• GOAL OF THE EXERCISE: Every line below that holds the string "JSON" should be copied.

App and web page records
┏━━

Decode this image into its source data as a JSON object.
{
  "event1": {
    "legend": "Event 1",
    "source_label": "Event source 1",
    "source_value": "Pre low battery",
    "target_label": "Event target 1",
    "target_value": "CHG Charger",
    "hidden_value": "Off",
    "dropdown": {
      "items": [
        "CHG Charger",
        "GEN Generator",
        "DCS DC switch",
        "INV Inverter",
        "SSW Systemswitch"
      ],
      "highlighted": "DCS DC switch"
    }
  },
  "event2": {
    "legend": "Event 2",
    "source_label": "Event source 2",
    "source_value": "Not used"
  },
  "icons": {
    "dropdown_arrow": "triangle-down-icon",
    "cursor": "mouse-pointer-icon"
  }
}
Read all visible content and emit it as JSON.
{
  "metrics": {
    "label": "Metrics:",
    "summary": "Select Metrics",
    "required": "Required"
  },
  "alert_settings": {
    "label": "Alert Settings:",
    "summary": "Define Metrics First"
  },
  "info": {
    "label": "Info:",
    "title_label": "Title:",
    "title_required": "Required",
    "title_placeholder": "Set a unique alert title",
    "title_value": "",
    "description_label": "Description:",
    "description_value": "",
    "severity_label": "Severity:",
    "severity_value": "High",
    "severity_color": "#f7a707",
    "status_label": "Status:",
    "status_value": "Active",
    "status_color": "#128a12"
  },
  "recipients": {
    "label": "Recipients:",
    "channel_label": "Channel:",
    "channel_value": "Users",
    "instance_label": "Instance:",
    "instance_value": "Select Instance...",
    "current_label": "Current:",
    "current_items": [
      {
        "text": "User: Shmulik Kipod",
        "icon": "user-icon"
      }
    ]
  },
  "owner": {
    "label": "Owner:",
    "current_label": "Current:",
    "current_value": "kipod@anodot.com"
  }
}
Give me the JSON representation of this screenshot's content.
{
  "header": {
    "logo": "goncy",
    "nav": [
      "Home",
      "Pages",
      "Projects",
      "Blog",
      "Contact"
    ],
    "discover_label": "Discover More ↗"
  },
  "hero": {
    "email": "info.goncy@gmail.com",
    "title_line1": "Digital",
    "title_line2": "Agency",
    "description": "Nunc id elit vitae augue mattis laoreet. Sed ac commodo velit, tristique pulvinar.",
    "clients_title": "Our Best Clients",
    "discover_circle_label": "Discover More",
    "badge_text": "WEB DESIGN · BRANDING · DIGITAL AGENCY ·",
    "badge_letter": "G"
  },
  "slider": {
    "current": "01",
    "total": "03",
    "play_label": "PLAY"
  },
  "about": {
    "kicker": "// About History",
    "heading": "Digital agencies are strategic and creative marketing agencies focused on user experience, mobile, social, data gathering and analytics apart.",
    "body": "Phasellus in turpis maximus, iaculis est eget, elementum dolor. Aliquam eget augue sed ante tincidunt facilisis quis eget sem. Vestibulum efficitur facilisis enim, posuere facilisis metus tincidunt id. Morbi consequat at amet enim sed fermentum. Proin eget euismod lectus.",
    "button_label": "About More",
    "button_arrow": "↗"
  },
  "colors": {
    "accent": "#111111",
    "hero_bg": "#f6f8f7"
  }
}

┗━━

• RESPONSE:
Decode this image into its source data as a JSON object.
Read all visible content and emit it as JSON.
Give me the JSON representation of this screenshot's content.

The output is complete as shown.